A lottery is a game of chance where players pick numbers from a set of potential ones. If their numbers match one or more of the winning ones, they win a prize. The odds vary depending on the lottery’s design.
Lotteries have been around for centuries. During the Middle Ages, they were used by governments to finance projects. They were also popular in the Netherlands in the 17th century. Several colonies held lotteries during the French and Indian Wars.
In the United States, lottery games are popular. Most states run their own games, and the national lottery MegaMillions is available in all 50 states. However, some state legislatures have banned lottery games, including Alabama, Utah, and Alaska. This may change in the future. There are currently 45 jurisdictions in the United States that provide lotteries to citizens. Some jurisdictions include Puerto Rico and Hawaii. While there are few jurisdictions that offer online lottery ticket sales, some of these jurisdictions have passed laws allowing their citizens to play the game through an internet-based platform.

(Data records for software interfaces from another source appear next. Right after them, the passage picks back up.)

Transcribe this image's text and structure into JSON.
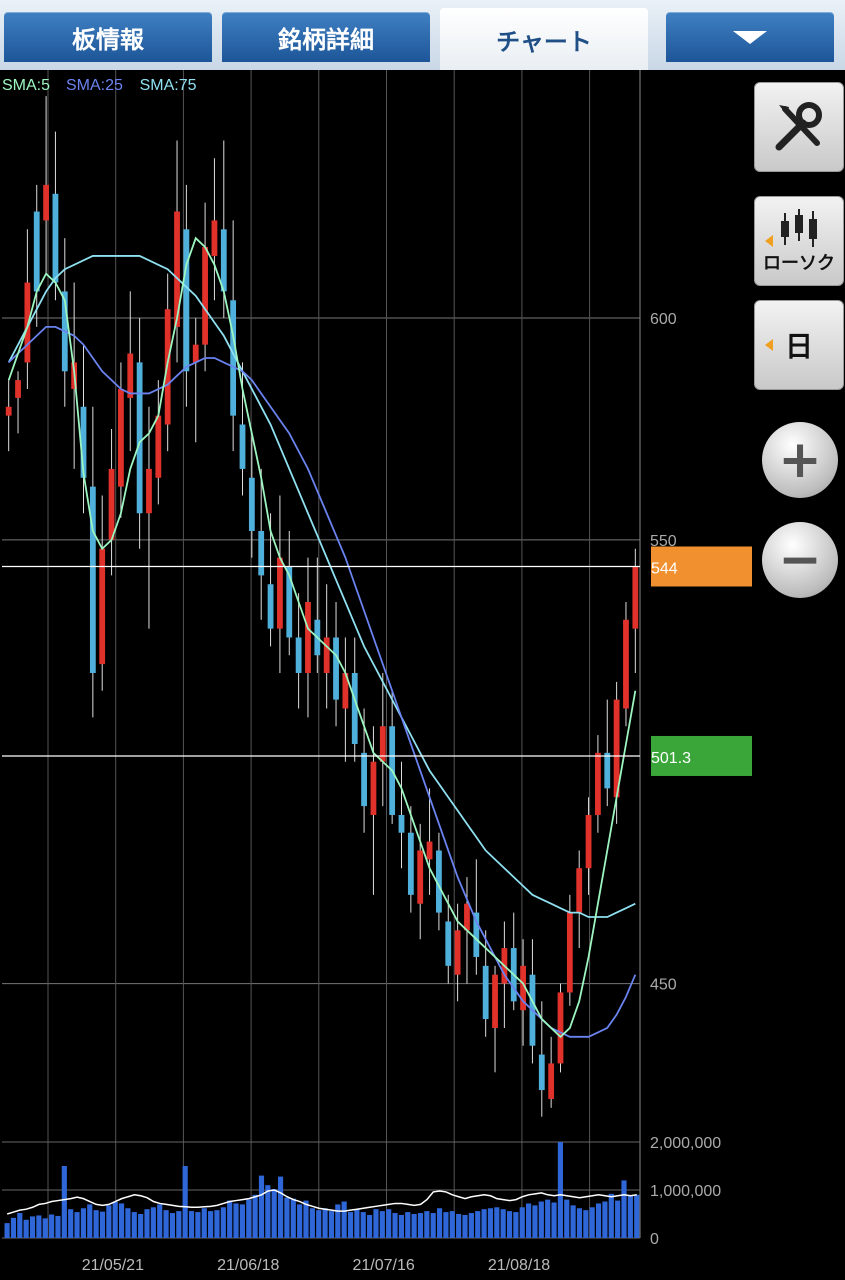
{
  "tabs": [
    {
      "label": "板情報"
    },
    {
      "label": "銘柄詳細"
    },
    {
      "label": "チャート"
    }
  ],
  "side": {
    "candle_label": "ローソク",
    "period_label": "日",
    "zoom_in": "+",
    "zoom_out": "−"
  },
  "icons": {
    "tools": "tools-icon",
    "candle": "candlestick-icon",
    "menu": "dropdown-arrow-icon"
  },
  "colors": {
    "up": "#e0312a",
    "down": "#4fb0dc",
    "sma5": "#9df5c0",
    "sma25": "#6a83f0",
    "sma75": "#8fe0f0",
    "volume": "#2f66d8",
    "last_price_tag": "#f0902e",
    "sma5_tag": "#3aa63a"
  },
  "chart_data": {
    "type": "candlestick",
    "legend": [
      {
        "name": "SMA:5",
        "color": "#9df5c0"
      },
      {
        "name": "SMA:25",
        "color": "#6a83f0"
      },
      {
        "name": "SMA:75",
        "color": "#8fe0f0"
      }
    ],
    "price_axis": {
      "ylim": [
        417,
        655
      ],
      "ticks": [
        600,
        550,
        450
      ]
    },
    "volume_axis": {
      "ylim": [
        0,
        2000000
      ],
      "ticks": [
        "2,000,000",
        "1,000,000",
        "0"
      ]
    },
    "date_labels": [
      {
        "label": "21/05/21",
        "index": 10
      },
      {
        "label": "21/06/18",
        "index": 30
      },
      {
        "label": "21/07/16",
        "index": 50
      },
      {
        "label": "21/08/18",
        "index": 70
      }
    ],
    "tags": [
      {
        "text": "544",
        "value": 544,
        "color": "#f0902e"
      },
      {
        "text": "501.3",
        "value": 501.3,
        "color": "#3aa63a"
      }
    ],
    "candles": [
      [
        580,
        586,
        570,
        578,
        1
      ],
      [
        582,
        588,
        574,
        586,
        1
      ],
      [
        590,
        620,
        584,
        608,
        1
      ],
      [
        606,
        630,
        598,
        624,
        0
      ],
      [
        622,
        650,
        610,
        630,
        1
      ],
      [
        628,
        642,
        604,
        608,
        0
      ],
      [
        606,
        618,
        580,
        588,
        0
      ],
      [
        590,
        608,
        566,
        584,
        1
      ],
      [
        580,
        594,
        556,
        564,
        0
      ],
      [
        562,
        580,
        510,
        520,
        0
      ],
      [
        522,
        560,
        516,
        548,
        1
      ],
      [
        550,
        575,
        542,
        566,
        1
      ],
      [
        562,
        590,
        555,
        584,
        1
      ],
      [
        582,
        606,
        570,
        592,
        1
      ],
      [
        590,
        600,
        548,
        556,
        0
      ],
      [
        556,
        580,
        530,
        566,
        1
      ],
      [
        564,
        586,
        558,
        578,
        1
      ],
      [
        576,
        610,
        570,
        602,
        1
      ],
      [
        598,
        640,
        590,
        624,
        1
      ],
      [
        620,
        630,
        580,
        588,
        0
      ],
      [
        590,
        600,
        572,
        594,
        1
      ],
      [
        594,
        626,
        588,
        616,
        1
      ],
      [
        614,
        636,
        604,
        622,
        1
      ],
      [
        620,
        640,
        600,
        606,
        0
      ],
      [
        604,
        622,
        570,
        578,
        0
      ],
      [
        576,
        590,
        560,
        566,
        0
      ],
      [
        564,
        574,
        546,
        552,
        0
      ],
      [
        552,
        566,
        532,
        542,
        0
      ],
      [
        540,
        556,
        526,
        530,
        0
      ],
      [
        530,
        560,
        520,
        546,
        1
      ],
      [
        544,
        552,
        524,
        528,
        0
      ],
      [
        528,
        538,
        512,
        520,
        0
      ],
      [
        520,
        546,
        510,
        536,
        1
      ],
      [
        532,
        546,
        520,
        524,
        0
      ],
      [
        520,
        540,
        512,
        528,
        1
      ],
      [
        528,
        536,
        508,
        514,
        0
      ],
      [
        512,
        528,
        500,
        520,
        1
      ],
      [
        520,
        528,
        500,
        504,
        0
      ],
      [
        502,
        512,
        484,
        490,
        0
      ],
      [
        488,
        508,
        470,
        500,
        1
      ],
      [
        500,
        520,
        490,
        508,
        1
      ],
      [
        508,
        516,
        486,
        488,
        0
      ],
      [
        488,
        500,
        476,
        484,
        0
      ],
      [
        484,
        490,
        466,
        470,
        0
      ],
      [
        468,
        486,
        460,
        480,
        1
      ],
      [
        478,
        494,
        470,
        482,
        1
      ],
      [
        480,
        484,
        462,
        466,
        0
      ],
      [
        464,
        470,
        450,
        454,
        0
      ],
      [
        452,
        468,
        446,
        462,
        1
      ],
      [
        462,
        474,
        450,
        468,
        1
      ],
      [
        466,
        478,
        452,
        456,
        0
      ],
      [
        454,
        462,
        438,
        442,
        0
      ],
      [
        440,
        454,
        430,
        452,
        1
      ],
      [
        450,
        464,
        440,
        458,
        1
      ],
      [
        458,
        466,
        444,
        446,
        0
      ],
      [
        444,
        460,
        436,
        454,
        1
      ],
      [
        452,
        460,
        432,
        436,
        0
      ],
      [
        434,
        446,
        420,
        426,
        0
      ],
      [
        424,
        438,
        422,
        432,
        1
      ],
      [
        432,
        450,
        430,
        448,
        1
      ],
      [
        448,
        470,
        445,
        466,
        1
      ],
      [
        466,
        480,
        458,
        476,
        1
      ],
      [
        476,
        492,
        470,
        488,
        1
      ],
      [
        488,
        506,
        484,
        502,
        1
      ],
      [
        502,
        514,
        490,
        494,
        0
      ],
      [
        492,
        518,
        486,
        514,
        1
      ],
      [
        512,
        536,
        508,
        532,
        1
      ],
      [
        530,
        548,
        520,
        544,
        1
      ]
    ],
    "sma5": [
      586,
      592,
      598,
      606,
      610,
      608,
      604,
      588,
      565,
      552,
      548,
      550,
      556,
      566,
      572,
      574,
      578,
      590,
      600,
      612,
      618,
      616,
      612,
      606,
      596,
      584,
      574,
      564,
      552,
      546,
      542,
      536,
      530,
      528,
      526,
      524,
      520,
      514,
      508,
      502,
      500,
      498,
      494,
      488,
      482,
      476,
      472,
      468,
      464,
      462,
      460,
      458,
      456,
      454,
      452,
      450,
      446,
      442,
      440,
      438,
      440,
      446,
      456,
      468,
      480,
      492,
      504,
      516
    ],
    "sma25": [
      590,
      592,
      594,
      596,
      598,
      598,
      597,
      596,
      594,
      591,
      588,
      586,
      584,
      583,
      583,
      583,
      584,
      585,
      587,
      589,
      590,
      591,
      591,
      590,
      589,
      588,
      586,
      583,
      580,
      577,
      574,
      570,
      566,
      561,
      556,
      551,
      546,
      540,
      534,
      528,
      522,
      516,
      510,
      504,
      498,
      492,
      486,
      480,
      474,
      469,
      464,
      460,
      456,
      452,
      449,
      446,
      444,
      442,
      440,
      439,
      438,
      438,
      438,
      439,
      440,
      443,
      447,
      452
    ],
    "sma75": [
      590,
      594,
      598,
      602,
      606,
      609,
      611,
      612,
      613,
      614,
      614,
      614,
      614,
      614,
      614,
      613,
      612,
      611,
      609,
      607,
      605,
      602,
      599,
      596,
      592,
      588,
      584,
      580,
      576,
      571,
      566,
      561,
      556,
      551,
      546,
      541,
      536,
      531,
      526,
      522,
      518,
      514,
      510,
      506,
      502,
      498,
      495,
      492,
      489,
      486,
      483,
      480,
      478,
      476,
      474,
      472,
      470,
      469,
      468,
      467,
      466,
      466,
      465,
      465,
      465,
      466,
      467,
      468
    ],
    "volume": [
      310000,
      420000,
      520000,
      380000,
      450000,
      470000,
      410000,
      490000,
      460000,
      1500000,
      600000,
      540000,
      620000,
      700000,
      580000,
      550000,
      680000,
      750000,
      720000,
      620000,
      540000,
      500000,
      600000,
      640000,
      700000,
      580000,
      520000,
      560000,
      1500000,
      560000,
      540000,
      620000,
      560000,
      580000,
      640000,
      780000,
      720000,
      700000,
      800000,
      900000,
      1300000,
      1100000,
      1020000,
      1280000,
      840000,
      820000,
      700000,
      780000,
      620000,
      580000,
      620000,
      560000,
      700000,
      760000,
      540000,
      600000,
      540000,
      480000,
      600000,
      560000,
      600000,
      520000,
      480000,
      540000,
      500000,
      520000,
      560000,
      520000,
      620000,
      540000,
      560000,
      500000,
      480000,
      520000,
      560000,
      600000,
      620000,
      640000,
      600000,
      560000,
      540000,
      640000,
      720000,
      680000,
      760000,
      800000,
      740000,
      2000000,
      800000,
      680000,
      620000,
      580000,
      640000,
      720000,
      760000,
      920000,
      780000,
      1200000,
      880000,
      900000
    ],
    "volume_sma": [
      500000,
      540000,
      580000,
      600000,
      640000,
      700000,
      720000,
      760000,
      780000,
      800000,
      820000,
      850000,
      820000,
      760000,
      700000,
      680000,
      700000,
      760000,
      820000,
      860000,
      900000,
      880000,
      840000,
      760000,
      720000,
      700000,
      680000,
      660000,
      650000,
      640000,
      640000,
      650000,
      660000,
      680000,
      720000,
      760000,
      780000,
      800000,
      820000,
      860000,
      900000,
      980000,
      1000000,
      940000,
      860000,
      800000,
      760000,
      700000,
      660000,
      620000,
      600000,
      580000,
      560000,
      560000,
      580000,
      600000,
      620000,
      640000,
      660000,
      680000,
      700000,
      720000,
      720000,
      700000,
      680000,
      700000,
      800000,
      960000,
      980000,
      960000,
      900000,
      860000,
      820000,
      860000,
      880000,
      900000,
      880000,
      820000,
      800000,
      780000,
      800000,
      860000,
      900000,
      920000,
      940000,
      900000,
      880000,
      900000,
      880000,
      860000,
      840000,
      860000,
      880000,
      900000,
      880000,
      860000,
      880000,
      900000,
      880000,
      900000
    ]
  }
}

Some of the most widely played lottery games in the United States are Powerball, Texas Two-Step, and Mega Millions. The odds of winning a jackpot vary, but most games offer lesser prizes if you match several winning numbers. These prizes can add to the value of your ticket.
There are two basic methods of payment for a lottery winner. One option is a single annuity payment, while the other is a one-time payment. Both involve tax withholdings, which may differ from state to state. Annuities are more likely to be paid out in a lump sum, while a one-time payment can be less than the advertised jackpot.

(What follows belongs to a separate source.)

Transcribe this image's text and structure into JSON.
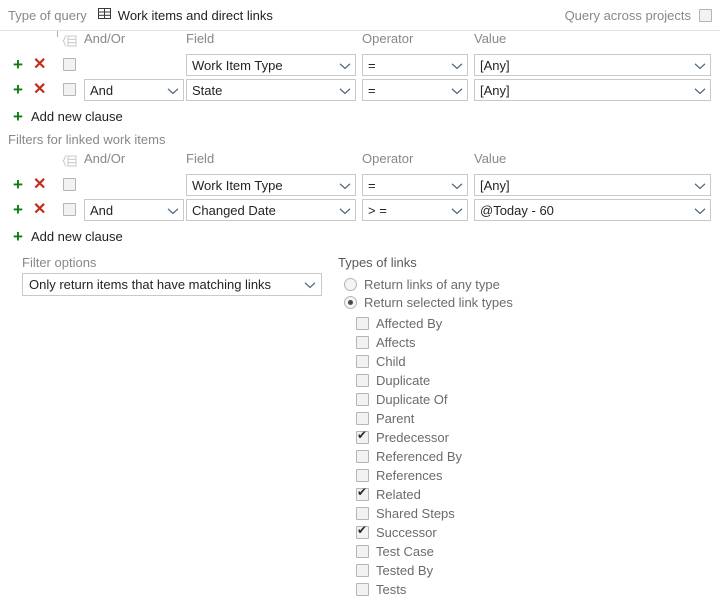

Some people believe that a past draw affects a future draw. This is known as the gambler’s fallacy. It is a false belief that random events will influence the outcome of a future event.

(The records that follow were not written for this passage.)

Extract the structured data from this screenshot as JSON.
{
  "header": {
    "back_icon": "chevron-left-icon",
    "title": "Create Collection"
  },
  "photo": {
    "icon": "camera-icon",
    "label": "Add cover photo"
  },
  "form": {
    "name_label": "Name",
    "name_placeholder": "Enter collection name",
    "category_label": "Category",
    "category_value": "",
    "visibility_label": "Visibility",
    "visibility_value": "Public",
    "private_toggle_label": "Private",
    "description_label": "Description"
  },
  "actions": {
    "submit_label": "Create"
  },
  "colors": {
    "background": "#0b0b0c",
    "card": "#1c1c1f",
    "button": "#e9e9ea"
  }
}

Lotteries have been used by governments to finance a variety of public projects, from town fortifications to libraries to bridges. Various colonies also held lotteries for college tuition and other public purposes.
Some of the first lotteries with money prizes were held in the 15th century in the Low Countries. King Francis I of France organized the first lottery in 1539. His intention was to use the money raised to finance major government projects. But his plan proved to be a flop.
Another flop was the Loterie Royale. Although it was authorized by an edict of Chateaurenard, tickets were expensive and it was an unsuccessful venture. Eventually, the French government banned lottery.